To sum up, not only do we need girls to do well in mathematics, we need ALL students to reach their full potential.
May 8th, 2012
Are boys better at math than girls? If so, why?
The topic has been in the news lately with several studies and blog posts circulating among parents and educators.
Researchers Jonathan Kane and Janet Mertz set out to answer the question in their recently published article, “Debunking Myths about Gender and Mathematics Performance.” Along the way, they devote statistical analysis to a range of theories that have been put forward to explain the greater participation of males in high-end math classes and math-oriented careers, including the following:
- “The greater male variability hypothesis”—I.e., boys are biologically predisposed to quantitative fields, whereas girls are more comfortable with nurturing ones.
- “The gap due to inequity hypothesis”—Girls perform worse in math in countries that have a lot of gender inequity.
- “The Muslim culture hypothesis”—In certain Muslim countries, there is little gender gap in math performance.
- “The single-gendered classroom hypothesis”—Maybe that’s because boys and girls are taught in separate classrooms in many Muslim countries?
Through their analysis, Kane and Mertz reject all of those theories in favor of what they call “the gender stratified hypothesis”—boys and girls are born with similar potential but end up displaying differences due to a complex mix of sociocultural factors, including the education and income levels of women and their ability to advocate for their children.
The researchers point out that because girls’ math performance is linked to sociocultural factors and not biology, it can improve over time, as it has in the United States during the past several decades (according to Kane and Mertz):

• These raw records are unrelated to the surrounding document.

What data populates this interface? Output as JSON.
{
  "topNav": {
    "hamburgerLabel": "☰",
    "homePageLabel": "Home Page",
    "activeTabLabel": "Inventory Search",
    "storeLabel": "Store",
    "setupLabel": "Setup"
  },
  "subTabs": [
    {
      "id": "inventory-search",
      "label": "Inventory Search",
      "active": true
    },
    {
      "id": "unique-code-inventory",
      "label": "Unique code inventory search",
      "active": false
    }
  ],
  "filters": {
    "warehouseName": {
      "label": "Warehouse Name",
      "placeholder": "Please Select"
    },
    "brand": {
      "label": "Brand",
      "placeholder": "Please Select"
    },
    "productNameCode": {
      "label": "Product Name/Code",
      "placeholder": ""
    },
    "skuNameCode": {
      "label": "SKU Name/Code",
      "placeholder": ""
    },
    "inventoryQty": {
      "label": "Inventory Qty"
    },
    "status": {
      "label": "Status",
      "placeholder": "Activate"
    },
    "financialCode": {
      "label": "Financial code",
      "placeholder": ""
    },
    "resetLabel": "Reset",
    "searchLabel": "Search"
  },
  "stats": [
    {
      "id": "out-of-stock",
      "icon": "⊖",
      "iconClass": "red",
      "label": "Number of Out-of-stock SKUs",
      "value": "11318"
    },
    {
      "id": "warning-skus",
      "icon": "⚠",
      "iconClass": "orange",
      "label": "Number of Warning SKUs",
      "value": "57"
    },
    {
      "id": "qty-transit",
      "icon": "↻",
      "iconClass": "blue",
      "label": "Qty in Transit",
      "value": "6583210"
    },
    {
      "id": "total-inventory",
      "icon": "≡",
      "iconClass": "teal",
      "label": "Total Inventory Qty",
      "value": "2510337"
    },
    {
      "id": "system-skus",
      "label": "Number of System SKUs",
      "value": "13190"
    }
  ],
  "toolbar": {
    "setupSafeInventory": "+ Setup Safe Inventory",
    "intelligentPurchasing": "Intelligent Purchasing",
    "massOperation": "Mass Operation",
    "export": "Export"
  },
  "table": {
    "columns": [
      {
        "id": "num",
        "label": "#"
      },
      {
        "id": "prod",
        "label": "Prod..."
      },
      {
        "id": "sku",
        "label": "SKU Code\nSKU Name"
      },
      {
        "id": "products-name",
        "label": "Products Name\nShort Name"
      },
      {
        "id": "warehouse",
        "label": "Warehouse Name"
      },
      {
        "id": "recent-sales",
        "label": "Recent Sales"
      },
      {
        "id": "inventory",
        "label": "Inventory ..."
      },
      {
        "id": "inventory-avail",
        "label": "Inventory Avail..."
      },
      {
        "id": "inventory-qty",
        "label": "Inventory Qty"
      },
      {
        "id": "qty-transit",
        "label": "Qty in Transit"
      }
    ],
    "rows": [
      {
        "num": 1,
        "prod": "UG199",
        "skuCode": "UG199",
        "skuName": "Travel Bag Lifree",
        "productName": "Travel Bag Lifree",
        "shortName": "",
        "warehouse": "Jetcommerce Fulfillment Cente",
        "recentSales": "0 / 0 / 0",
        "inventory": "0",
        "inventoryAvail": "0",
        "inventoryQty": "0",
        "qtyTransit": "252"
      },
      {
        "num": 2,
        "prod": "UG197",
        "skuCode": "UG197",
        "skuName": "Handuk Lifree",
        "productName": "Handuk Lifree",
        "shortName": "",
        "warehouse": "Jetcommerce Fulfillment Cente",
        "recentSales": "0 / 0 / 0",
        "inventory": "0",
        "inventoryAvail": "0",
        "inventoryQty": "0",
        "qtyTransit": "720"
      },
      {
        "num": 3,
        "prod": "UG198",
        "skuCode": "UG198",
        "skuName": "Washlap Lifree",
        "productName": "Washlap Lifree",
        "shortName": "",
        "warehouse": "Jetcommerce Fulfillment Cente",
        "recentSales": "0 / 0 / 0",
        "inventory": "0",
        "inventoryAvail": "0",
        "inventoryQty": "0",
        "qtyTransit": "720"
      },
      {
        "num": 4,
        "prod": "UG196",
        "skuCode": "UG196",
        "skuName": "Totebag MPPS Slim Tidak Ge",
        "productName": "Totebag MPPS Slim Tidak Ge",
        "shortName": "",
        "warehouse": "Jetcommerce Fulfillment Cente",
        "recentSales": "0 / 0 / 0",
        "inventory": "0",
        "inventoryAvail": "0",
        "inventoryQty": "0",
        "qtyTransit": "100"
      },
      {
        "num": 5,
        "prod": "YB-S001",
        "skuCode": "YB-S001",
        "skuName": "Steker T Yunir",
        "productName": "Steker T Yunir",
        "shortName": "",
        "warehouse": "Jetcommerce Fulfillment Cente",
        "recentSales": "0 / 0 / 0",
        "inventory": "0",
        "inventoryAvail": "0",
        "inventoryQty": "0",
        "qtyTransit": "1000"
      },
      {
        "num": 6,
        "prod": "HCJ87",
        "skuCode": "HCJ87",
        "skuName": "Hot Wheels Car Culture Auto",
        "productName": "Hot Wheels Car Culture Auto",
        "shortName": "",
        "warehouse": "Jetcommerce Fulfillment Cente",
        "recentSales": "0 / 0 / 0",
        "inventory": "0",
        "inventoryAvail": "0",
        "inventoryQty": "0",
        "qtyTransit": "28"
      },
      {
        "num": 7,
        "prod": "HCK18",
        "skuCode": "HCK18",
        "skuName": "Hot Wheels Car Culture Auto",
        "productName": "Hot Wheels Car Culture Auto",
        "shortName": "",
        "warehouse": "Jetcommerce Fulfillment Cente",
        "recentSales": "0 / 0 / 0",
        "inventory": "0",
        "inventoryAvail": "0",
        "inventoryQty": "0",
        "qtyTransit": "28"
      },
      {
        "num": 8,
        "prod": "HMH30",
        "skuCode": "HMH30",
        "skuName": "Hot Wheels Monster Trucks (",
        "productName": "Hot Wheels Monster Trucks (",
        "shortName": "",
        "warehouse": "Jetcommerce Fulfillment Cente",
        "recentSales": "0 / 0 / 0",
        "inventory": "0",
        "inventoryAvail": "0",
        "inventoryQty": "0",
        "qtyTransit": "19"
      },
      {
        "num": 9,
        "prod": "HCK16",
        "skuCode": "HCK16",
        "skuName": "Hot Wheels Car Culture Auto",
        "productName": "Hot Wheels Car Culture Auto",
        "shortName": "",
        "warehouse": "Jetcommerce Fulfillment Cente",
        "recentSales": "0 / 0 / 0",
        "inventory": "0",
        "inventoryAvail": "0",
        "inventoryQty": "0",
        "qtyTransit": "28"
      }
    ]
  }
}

- Girls have reached parity with boys in math performance in the United States, even in high school, where a large gap existed in the 1970s.
- In the 1970s, boys scoring higher than 700 on the math portion of the SATs exceeded girls by a ratio of 13:1. In the 1990s, the ratio had dropped to 3:1.
- The percentage of math PhDs awarded to U.S. citizens who are girls has risen from 3% in the 1960s to 30% in the past decade.
That’s significant progress, but we still have a ways to go. We asked three of our math authors to comment on what we can do to ensure that both girls and boys reach their potential in school and in their careers. Over the next week on this blog we will hear from Chris Confer, coauthor of Small Steps, Big Changes; Jessica Shumway, author of Number Sense Routines; and Maryann Wickett, coauthor of the Beyond the Bubble series.
What is your take on the topic? Leave your thoughts in the comments section.
May 7th, 2012
It’s been a busy couple of weeks at Stenhouse. While our office in Portland was mostly quiet, our exhibit booths in Philadelphia and Chicago were buzzing with activity. We always love to get out and meet our readers, customers, and authors. Here are a few snapshots from our booths at NCTM and IRA.
Author Kassia Omohundro Wedekind (right) talks to teachers as she signs her book Math Exchanges at NCTM.
Steph Harvey (left) and Anne Goudvis (Strategies That Work) chat with fans at IRA.
Tony Stead (center) sits with Stenhouse editor Philippa Stratton (right) as he talks to a teacher and signs his books.
Debbie Diller (center) signs her books at booth at IRA.
Steven Layne (Igniting a Passion for Reading) stopped by our booth after delivering a rousing keynote speech.
May 4th, 2012